- Pre-emption. As well as trying to bid our own side's hands as effectively as possible, we also want to make life difficult for the opponents. Some opening bids will be explicitly defined as pre-emptive, usually at the 2-level or higher. These pre-emptive openings tend to be fairly independent of the constructive part of the system - except of course that the more pre-emptive bids you want to use, the fewer bids you have available for constructive hands. But also, the system's "constructive" bids can have a pre-emptive effect, and this aspect has to be considered at the same time as all the issues to do with describing hands. A weak 1NT opening, for example, is an extremely good bid from the pre-emptive point of view, but weak NT systems can have descriptive problems as we have seen.

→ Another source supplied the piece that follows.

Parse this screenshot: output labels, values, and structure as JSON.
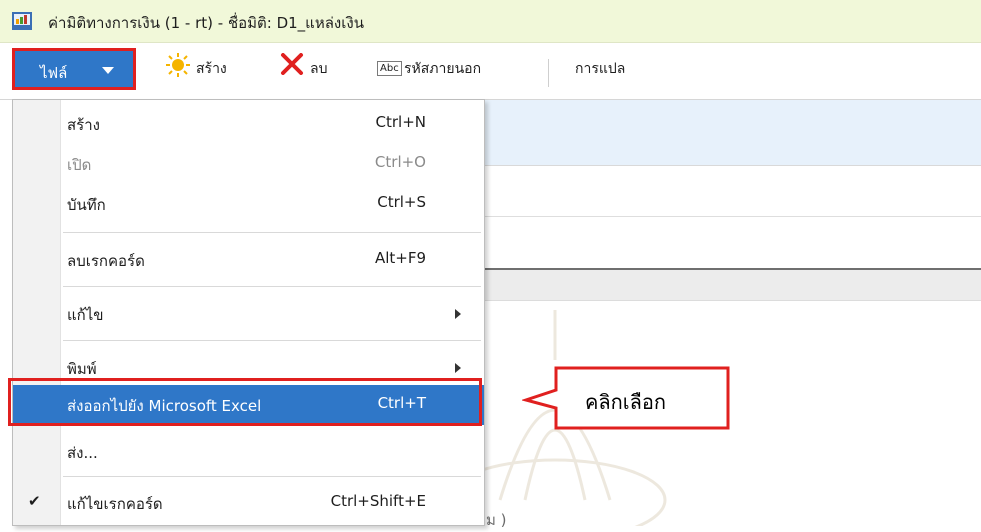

- Accuracy in uncontested sequences. As was said right at the beginning, competitive auctions tend to be more important, certainly for 1-level opening bids. But obviously there are many deals where opener's side will have a free run in the auction, and these need to be considered too. What happens in an uncontested auction will depend to a large extent on the continuations used, rather than the opening bid itself. But the definition of the opening bid can still make a huge difference to how things turn out. Most importantly, the accuracy of the continuations will depend on how much space there is: there must be enough room to look for the important information without going past the side's best contract. So again there is a conflict with trying to describe hands as well as possible - while a good description is still desirable in uncontested sequences, there is also the need to leave plenty of space for further investigation, which means that the cheapest bids will need to be used more.
Still, while you can never say that one idea is more important than anything else - it is so much more complex than that - description is the main thing that I look for in a bidding system. And it is all too easy to overlook description if you are not careful: while pre-emption is generally easy to spot, and leaving holes in uncontested sequences will also be easily picked up, protecting your side against opponents' bidding is a much more subtle problem.
Let's end by listing the main principles we've come across:
- Think-Competitive. When deciding how to arrange your opening bids, it is most important to consider what will happen in a competitive auction.
- One-Bid-Or-Two. Your system should ensure that one-bid hands are be described as accurately as possible in one bid, while two-bid hands are described as accurately as possible in two bids.
- Unbalanced-Hands-Show-Shape. You must show your suits, in order to find fits.
- Balanced-Hands-Show-Strength. The strength of a balanced hand should be bounded from below as accurately as possible.
- Homogeneity. In any particular bid, the one-bid hands should be homogeneous.
How often have you looked at your hand and thought, "I haven't described my hand as well as I would like, but I don't have a good bid available." This problem is exactly what we are trying to avoid. It doesn't require lots of artificial bidding - indeed one of the main themes is that standard natural systems are very effective. But whether your preference is for natural systems or for lots of artificiality, by following these principles as far as possible your hands will be easier to bid.